Sisters in payout for late mum’s fall

Sheila Wagstaff
Sheila Wagstaff

GRIEVING daughters of a woman who died months after a fall from an Ambuline vehicle, have paid tribute to their “wonderful mum”.

Sheila Wagstaff, 76, died from pneumonia due to immobility, 11 months after she broke both legs when she fell while being loaded by a member of Ambuline staff into the patient transport vehicle outside Chesterfield Royal Hospital in February 2008.

Sharon Brightmore with her sisters Angela Fisher and Lorraine Hart, following the death of their mother Sheila Wagstaff.

Sharon Brightmore with her sisters Angela Fisher and Lorraine Hart, following the death of their mother Sheila Wagstaff.

She was taken to her Brimington bungalow where one of her daughters, Angela Fisher, 53, was waiting to welcome her from hospital where she had been treated for a skin infection.

“She had looked the best she had for ages during the end of her time there,” said Angela, a community staff nurse. “But when she got back home she was grey, and she was shaking.

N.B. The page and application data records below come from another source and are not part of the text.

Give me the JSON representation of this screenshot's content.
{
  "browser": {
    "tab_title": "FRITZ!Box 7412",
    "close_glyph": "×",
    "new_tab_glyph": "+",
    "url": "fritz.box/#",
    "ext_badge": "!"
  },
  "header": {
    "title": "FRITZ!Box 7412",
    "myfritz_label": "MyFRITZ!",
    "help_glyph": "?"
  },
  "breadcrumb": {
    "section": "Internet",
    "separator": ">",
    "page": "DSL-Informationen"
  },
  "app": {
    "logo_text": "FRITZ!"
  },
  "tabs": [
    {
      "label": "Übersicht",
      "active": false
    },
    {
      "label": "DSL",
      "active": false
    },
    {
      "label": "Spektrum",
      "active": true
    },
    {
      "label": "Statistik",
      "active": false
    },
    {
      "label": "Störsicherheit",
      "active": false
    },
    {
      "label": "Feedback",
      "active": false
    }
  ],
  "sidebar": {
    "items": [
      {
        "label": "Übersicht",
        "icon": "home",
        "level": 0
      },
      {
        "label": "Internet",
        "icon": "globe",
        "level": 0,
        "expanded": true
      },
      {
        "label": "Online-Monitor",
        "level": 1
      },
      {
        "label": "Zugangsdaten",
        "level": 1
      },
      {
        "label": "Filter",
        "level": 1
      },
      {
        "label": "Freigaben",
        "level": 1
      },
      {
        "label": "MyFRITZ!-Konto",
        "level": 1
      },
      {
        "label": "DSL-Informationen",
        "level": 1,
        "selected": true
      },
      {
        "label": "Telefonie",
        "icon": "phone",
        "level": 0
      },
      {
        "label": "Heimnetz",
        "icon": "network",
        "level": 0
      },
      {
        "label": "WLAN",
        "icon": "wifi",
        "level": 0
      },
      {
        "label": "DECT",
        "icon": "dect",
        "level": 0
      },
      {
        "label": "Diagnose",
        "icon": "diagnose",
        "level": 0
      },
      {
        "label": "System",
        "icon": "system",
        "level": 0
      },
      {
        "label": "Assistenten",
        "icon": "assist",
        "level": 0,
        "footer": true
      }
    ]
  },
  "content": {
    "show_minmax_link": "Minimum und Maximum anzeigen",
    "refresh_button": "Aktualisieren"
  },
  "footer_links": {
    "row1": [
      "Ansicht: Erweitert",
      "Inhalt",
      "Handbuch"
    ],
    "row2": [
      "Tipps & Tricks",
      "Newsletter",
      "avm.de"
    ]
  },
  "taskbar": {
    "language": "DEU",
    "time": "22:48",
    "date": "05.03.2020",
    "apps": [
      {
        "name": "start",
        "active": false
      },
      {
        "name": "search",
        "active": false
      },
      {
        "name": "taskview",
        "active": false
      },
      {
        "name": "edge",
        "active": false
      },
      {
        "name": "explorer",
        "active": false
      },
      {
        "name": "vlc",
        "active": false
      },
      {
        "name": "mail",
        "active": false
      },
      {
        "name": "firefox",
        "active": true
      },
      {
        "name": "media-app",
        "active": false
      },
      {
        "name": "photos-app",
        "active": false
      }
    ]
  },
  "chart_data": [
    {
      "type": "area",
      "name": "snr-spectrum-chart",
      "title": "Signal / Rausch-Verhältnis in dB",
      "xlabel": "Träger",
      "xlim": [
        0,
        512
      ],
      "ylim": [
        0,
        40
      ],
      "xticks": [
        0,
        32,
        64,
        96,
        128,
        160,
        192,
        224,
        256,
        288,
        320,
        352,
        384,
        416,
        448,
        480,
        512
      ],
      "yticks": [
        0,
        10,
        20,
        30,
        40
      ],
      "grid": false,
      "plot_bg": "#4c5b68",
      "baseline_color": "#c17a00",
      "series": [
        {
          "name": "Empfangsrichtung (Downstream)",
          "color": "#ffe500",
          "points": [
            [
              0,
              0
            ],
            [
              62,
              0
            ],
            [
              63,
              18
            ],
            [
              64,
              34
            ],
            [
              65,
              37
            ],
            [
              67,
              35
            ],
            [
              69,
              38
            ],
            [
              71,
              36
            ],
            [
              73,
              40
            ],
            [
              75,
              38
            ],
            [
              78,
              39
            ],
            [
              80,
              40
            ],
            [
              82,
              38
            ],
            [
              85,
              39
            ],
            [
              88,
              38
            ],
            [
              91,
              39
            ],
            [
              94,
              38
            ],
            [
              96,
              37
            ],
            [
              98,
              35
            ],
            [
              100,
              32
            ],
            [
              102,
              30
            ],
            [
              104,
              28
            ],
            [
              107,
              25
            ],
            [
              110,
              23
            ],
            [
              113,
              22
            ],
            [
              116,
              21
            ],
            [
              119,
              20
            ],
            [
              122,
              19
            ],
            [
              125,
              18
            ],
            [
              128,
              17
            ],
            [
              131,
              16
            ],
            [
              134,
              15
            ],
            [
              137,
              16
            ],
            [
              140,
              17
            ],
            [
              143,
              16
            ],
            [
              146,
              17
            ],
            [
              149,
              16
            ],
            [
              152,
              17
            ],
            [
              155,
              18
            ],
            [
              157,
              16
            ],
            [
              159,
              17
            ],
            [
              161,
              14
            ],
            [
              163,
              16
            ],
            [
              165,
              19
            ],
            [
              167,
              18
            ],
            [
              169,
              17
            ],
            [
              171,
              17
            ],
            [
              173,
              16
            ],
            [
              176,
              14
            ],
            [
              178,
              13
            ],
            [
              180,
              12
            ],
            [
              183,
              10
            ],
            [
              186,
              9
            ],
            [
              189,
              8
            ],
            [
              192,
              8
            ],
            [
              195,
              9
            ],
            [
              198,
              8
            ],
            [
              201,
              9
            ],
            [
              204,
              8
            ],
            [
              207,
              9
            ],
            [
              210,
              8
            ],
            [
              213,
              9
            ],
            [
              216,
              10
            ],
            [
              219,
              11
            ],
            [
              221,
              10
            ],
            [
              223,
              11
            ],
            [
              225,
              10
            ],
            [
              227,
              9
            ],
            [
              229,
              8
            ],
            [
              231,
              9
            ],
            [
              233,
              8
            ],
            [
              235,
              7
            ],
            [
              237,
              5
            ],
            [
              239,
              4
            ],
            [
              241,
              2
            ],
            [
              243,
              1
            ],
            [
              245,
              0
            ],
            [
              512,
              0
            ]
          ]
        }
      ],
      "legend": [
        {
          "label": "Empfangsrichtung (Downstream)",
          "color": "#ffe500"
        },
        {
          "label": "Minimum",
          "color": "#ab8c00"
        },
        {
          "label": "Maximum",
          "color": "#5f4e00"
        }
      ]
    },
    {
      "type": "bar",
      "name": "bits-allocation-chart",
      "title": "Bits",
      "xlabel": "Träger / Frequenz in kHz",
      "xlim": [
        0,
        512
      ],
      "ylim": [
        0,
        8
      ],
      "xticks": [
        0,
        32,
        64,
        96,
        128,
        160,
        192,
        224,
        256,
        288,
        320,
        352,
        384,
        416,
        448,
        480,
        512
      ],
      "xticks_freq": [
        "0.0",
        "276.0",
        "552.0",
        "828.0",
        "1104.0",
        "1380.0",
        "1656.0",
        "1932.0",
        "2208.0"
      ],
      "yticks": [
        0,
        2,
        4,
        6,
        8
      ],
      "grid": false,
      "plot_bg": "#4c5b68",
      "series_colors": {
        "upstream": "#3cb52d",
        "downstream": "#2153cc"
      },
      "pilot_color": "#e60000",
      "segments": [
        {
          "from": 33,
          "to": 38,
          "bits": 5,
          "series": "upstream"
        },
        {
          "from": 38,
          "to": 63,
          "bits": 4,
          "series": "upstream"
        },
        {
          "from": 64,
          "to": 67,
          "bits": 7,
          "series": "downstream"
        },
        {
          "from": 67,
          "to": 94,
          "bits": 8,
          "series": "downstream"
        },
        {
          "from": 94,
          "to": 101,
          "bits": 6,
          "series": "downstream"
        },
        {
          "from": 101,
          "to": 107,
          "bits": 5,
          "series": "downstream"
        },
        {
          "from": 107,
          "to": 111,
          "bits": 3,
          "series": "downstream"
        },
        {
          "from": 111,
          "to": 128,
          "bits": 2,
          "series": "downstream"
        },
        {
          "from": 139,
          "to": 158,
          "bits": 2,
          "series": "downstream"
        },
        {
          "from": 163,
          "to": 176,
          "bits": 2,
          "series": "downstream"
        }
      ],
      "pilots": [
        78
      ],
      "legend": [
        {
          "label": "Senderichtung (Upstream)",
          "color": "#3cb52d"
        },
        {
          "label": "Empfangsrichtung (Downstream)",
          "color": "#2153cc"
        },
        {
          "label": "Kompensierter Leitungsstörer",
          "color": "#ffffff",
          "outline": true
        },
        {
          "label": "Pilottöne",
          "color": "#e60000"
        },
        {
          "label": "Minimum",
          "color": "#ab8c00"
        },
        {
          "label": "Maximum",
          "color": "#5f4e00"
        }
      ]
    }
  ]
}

You could tell she was in agony.”

Within three hours, Sheila was back at Chesterfield Royal being treated for two broken legs, where she remained until her death in December 2008.

“We could see that she was never going to be independent again,” said daughter Sharon Brightmore, 56 from Newbold who – alongside sisters Lorraine Hart, 50, and Angela from Brimington – has been awarded £30,000 in an out-of-court settlement from Ambuline Ltd and Chesterfield Royal Hospital.

“Before the accident she was able to walk about her bungalow and she got about quite independently, but she couldn’t even stand up after.”

Sharon added: “The idea was to try and gain some financial support for when she came home, but she died before that came to any kind of conclusion.”

Now the sisters are trying to put their ordeal behind them.

Angela, said: “We haven’t really been able to grieve because of all this, but we just want to thank her for being a wonderful mum.”

Sharon, a nurse at Chesterfield Royal, added: “Everybody is human and accidents happen, but we just can’t believe how brave she was in those last 11 months of her life that she spent in hospital.”

They thanked Ian Scott, the orthopaedic surgeon who treated Sheila, as well as the hospital chaplain, John Butterfield.

A spokesperson for the hospital, said: “We work closely with our patient transport contractors to provide patients with safe services and it is always disappointing when an incident occurs that puts this safety at risk. A full investigation was carried out by Ambuline at the time Mrs Wagstaff fell and changes to working practices were instigated as a result.”

Nobody from Ambuline was available to comment.

By Ellie Hunter